Innovation/Web 2.0 - The Global Human Capital Journal recently announced that IBM has a new consulting practice, "Enterprise Adaptability" services, which “aim to help global companies realize a quantum leap in workforce agility and collaboration by facilitating their adoption of social networks and Web 2.0.” The announcement also said the announcement “validates enterprise social networking.” I thought my colleagues and I at Fast Forward were doing that here but further validation is always welcome. To their credit, it does seem that IBM is going beyond putting new wrappers on existing technology, even Web 2.0 technology.
Here is a bit on what they are doing as reported in Innovation/Web 2.0. They put forth IBM’s SmallBlue and write that “this software analyzes IM (instant messaging), email and other digital knowledge artifacts to create synthetic profiles and social web models among people. By mashing up artifacts (profiles people create, papers, other deliverables) and triangulating with digital communications enables SmallBlue to automatically generate and manage a much clearer picture of a person's expertise and relate it to other people's.” To this advancement they add IBM’s recent experimentation with blogs, wikis, social bookmarking, etc, and their vertical market consulting experience.
Innovation/Web 2.0 refers to this as the Googlization of Knowledge Management, not a bad term. They as client examples they provide a Wall Street bank (I hope it wasn’t Bear Sterns). The use the SmallBlue app to quickly locate experts in the firm at time of needs as they are putting major deals together. This seems to be a much needed application these days. I remember in the mid-80s putting together a risk rating guide for one of the major banks that was losing its shirt in bad third world loans. We tapped into the expertise of the bank’s top people and put together a paper guide. The bank is still around but finding and putting those experts on the team through an enterprise 2.0 application makes a lot more sense that offering their advice through a training guide.
As Innovation 2.0 writes, it “vanquishes the bête noire of knowledge management, the necessity for humans to organically create and manage metadata around themselves and their work.” I am glad they explained the term so I did not have to look it up to know that I agree. This is one of the basic premises of enterprise 2.O. It creates accessible knowledge on the fly through various means, including the SmallBlue app. Kudos to IBM on this and thanks to Tomoaki Sawada for alerting me to it.

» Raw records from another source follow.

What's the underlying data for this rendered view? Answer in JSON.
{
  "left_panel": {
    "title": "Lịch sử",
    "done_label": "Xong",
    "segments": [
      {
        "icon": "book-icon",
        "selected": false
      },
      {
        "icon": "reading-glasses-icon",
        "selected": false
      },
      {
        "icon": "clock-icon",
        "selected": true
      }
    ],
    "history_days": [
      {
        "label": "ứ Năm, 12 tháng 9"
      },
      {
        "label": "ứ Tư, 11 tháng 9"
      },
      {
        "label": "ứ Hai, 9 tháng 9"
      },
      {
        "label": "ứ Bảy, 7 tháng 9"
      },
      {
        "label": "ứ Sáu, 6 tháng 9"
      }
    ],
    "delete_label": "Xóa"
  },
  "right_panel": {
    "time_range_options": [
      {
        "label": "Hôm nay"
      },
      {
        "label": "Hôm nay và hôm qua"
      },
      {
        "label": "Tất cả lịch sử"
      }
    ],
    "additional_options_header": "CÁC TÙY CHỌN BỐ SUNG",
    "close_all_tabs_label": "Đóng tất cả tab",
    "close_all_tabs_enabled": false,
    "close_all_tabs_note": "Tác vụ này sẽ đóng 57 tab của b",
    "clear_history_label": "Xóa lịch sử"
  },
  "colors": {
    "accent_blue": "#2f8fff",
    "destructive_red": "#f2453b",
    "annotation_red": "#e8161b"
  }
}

The IBM site provides a bit more on SmallBlue. There are four components:
SmallBlue Find to see a relevance-ranked list of people associated with any search term.
SmallBlue Net to get a view of the social network of the top 100 experts in any topic.
SmallBlue Reach for more information about a person, including a list of their latest blog entries, bookmarks or forum posts or to see which communities they belong to.
SmallBlue Ego -- to see your own connections, and through them, the number of other people you can reach.
Google would be proud of them. Perhaps they should consider some of the same extensions.